=== Section Start ===

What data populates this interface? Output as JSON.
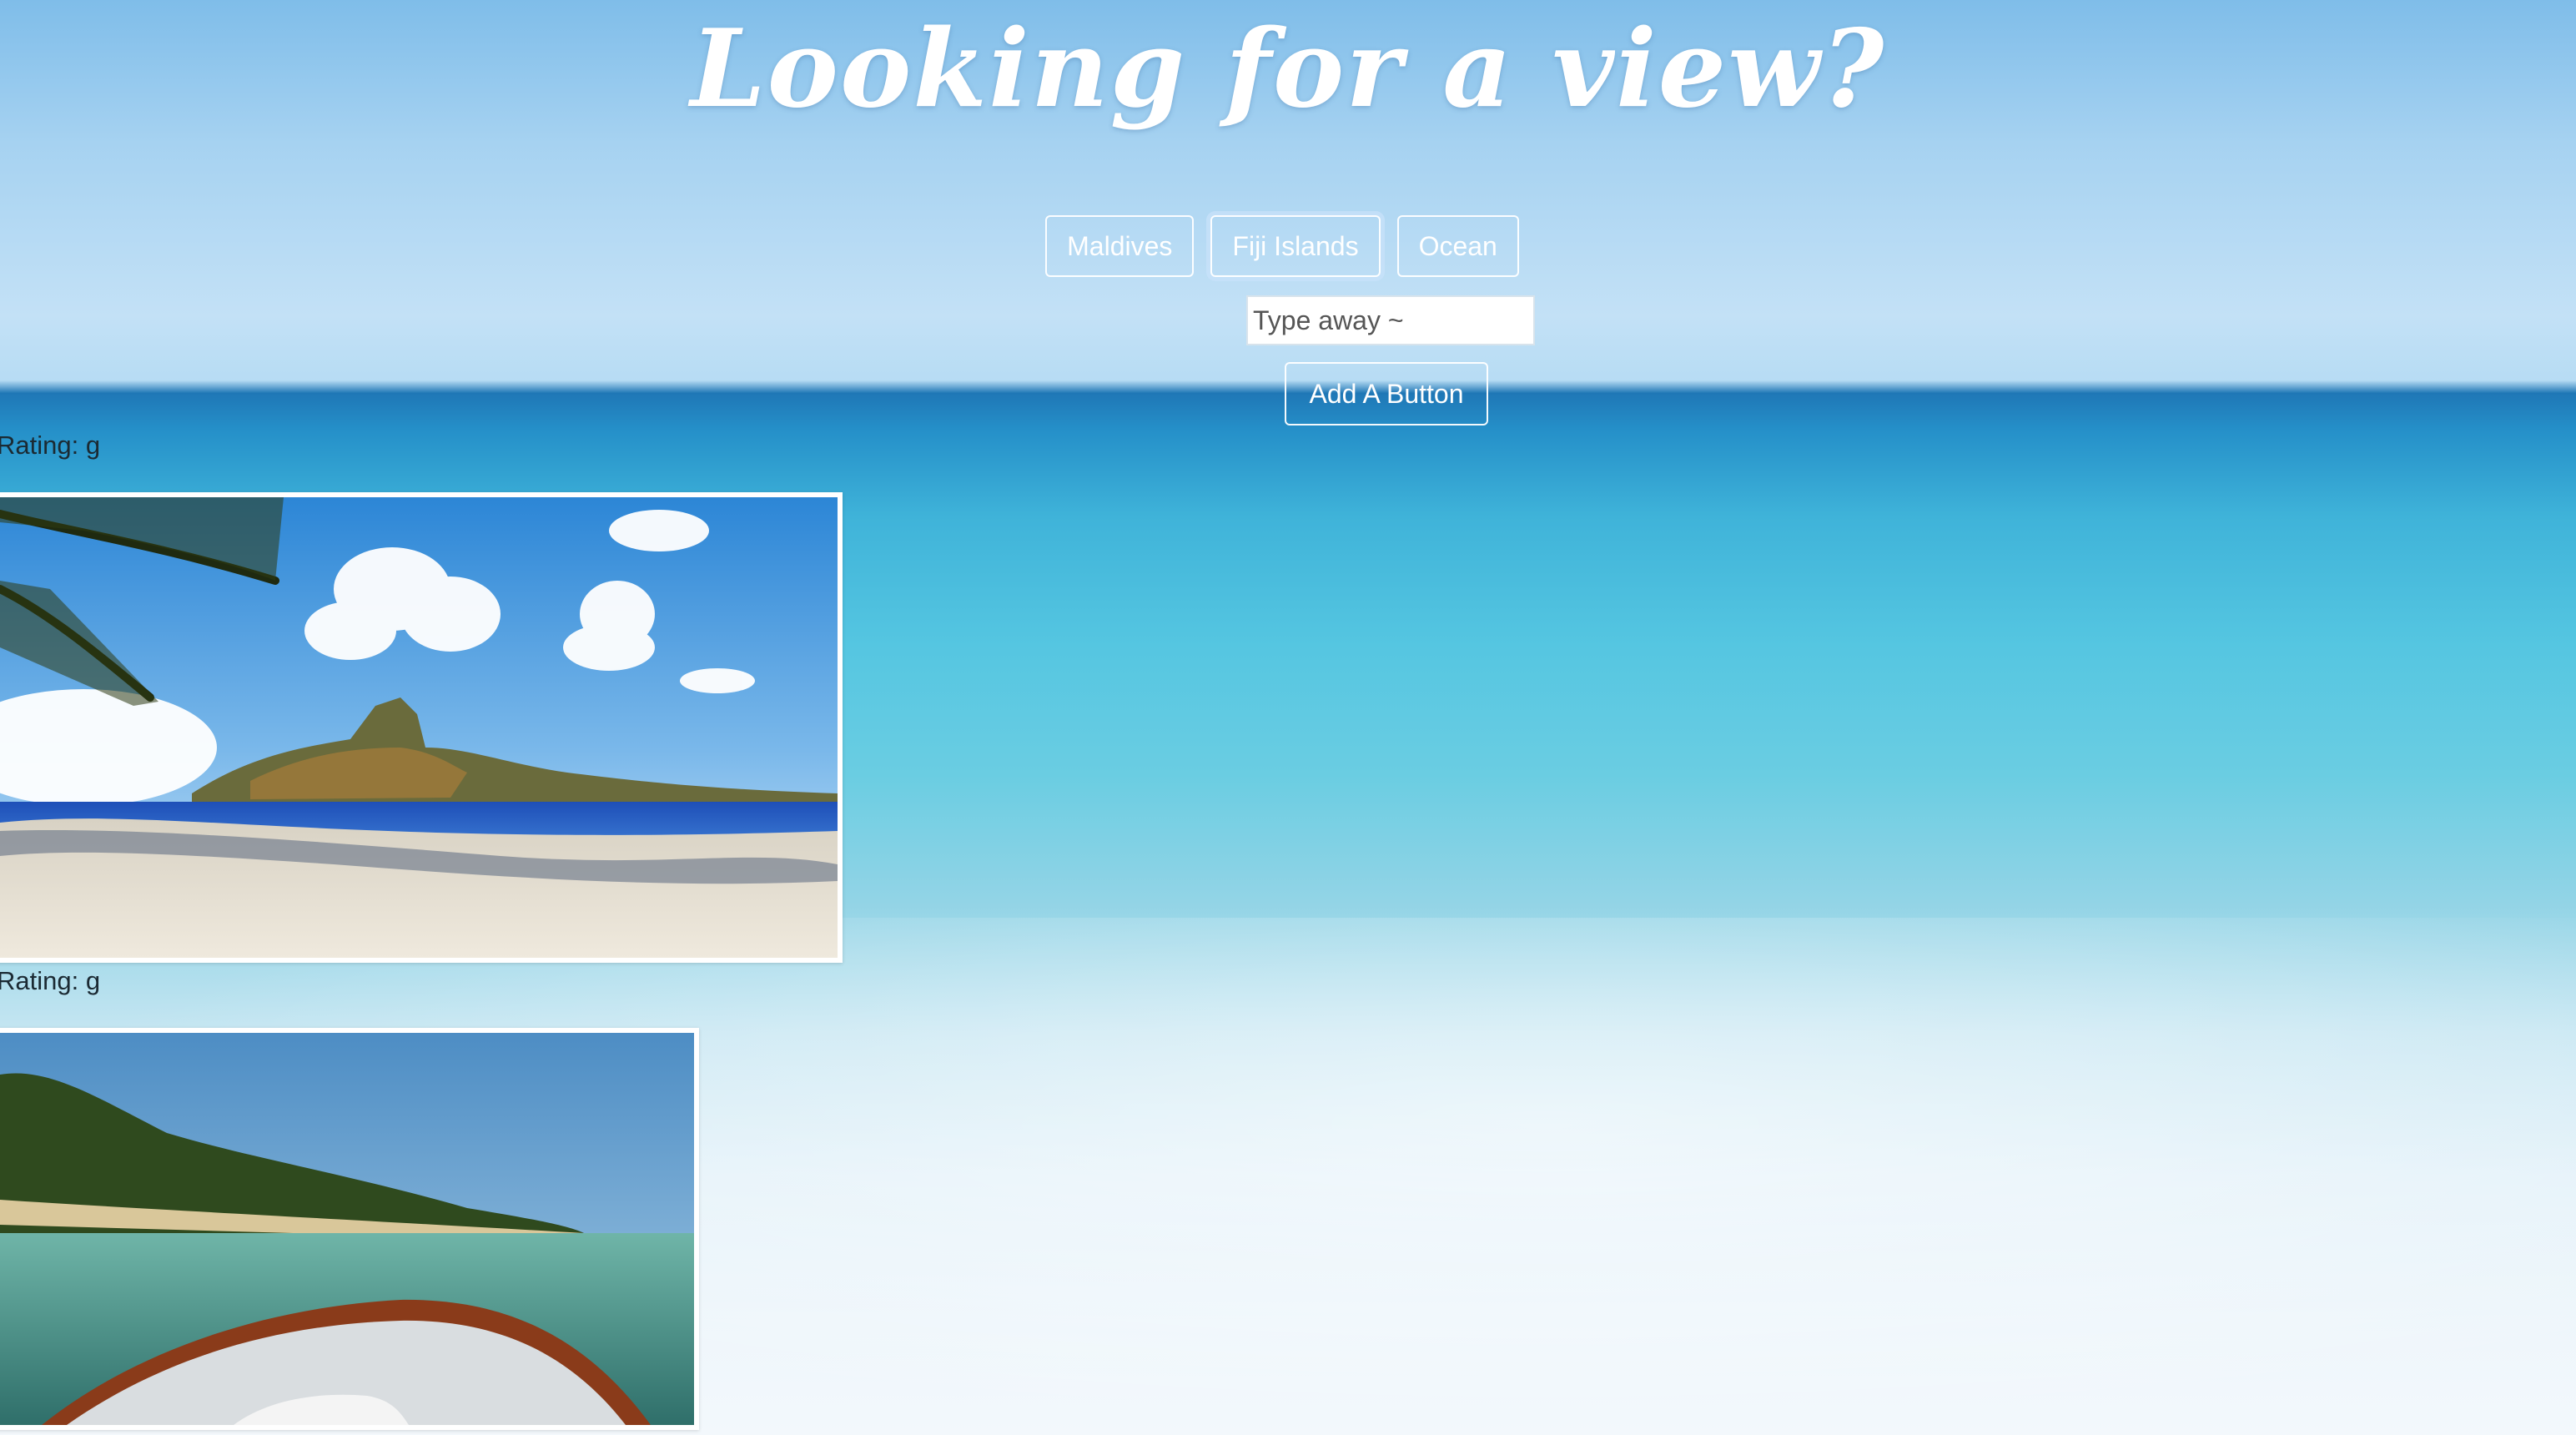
{
  "header": {
    "title": "Looking for a view?"
  },
  "topic_buttons": [
    {
      "label": "Maldives",
      "active": false
    },
    {
      "label": "Fiji Islands",
      "active": true
    },
    {
      "label": "Ocean",
      "active": false
    }
  ],
  "search": {
    "placeholder": "Type away ~",
    "value": ""
  },
  "add_button": {
    "label": "Add A Button"
  },
  "results": [
    {
      "rating": "Rating: g",
      "image_desc": "palm-beach-island"
    },
    {
      "rating": "Rating: g",
      "image_desc": "boat-bow-tropical-shore"
    }
  ],
  "colors": {
    "sky": "#a6d2f1",
    "ocean": "#3fb3d9",
    "button_border": "#ffffff",
    "text": "#1b2a33"
  }
}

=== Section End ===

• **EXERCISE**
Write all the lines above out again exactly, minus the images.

• **SOLUTION FOR THIS EXERCISE**
What data populates this interface? Output as JSON.
{
  "header": {
    "title": "Looking for a view?"
  },
  "topic_buttons": [
    {
      "label": "Maldives",
      "active": false
    },
    {
      "label": "Fiji Islands",
      "active": true
    },
    {
      "label": "Ocean",
      "active": false
    }
  ],
  "search": {
    "placeholder": "Type away ~",
    "value": ""
  },
  "add_button": {
    "label": "Add A Button"
  },
  "results": [
    {
      "rating": "Rating: g",
      "image_desc": "palm-beach-island"
    },
    {
      "rating": "Rating: g",
      "image_desc": "boat-bow-tropical-shore"
    }
  ],
  "colors": {
    "sky": "#a6d2f1",
    "ocean": "#3fb3d9",
    "button_border": "#ffffff",
    "text": "#1b2a33"
  }
}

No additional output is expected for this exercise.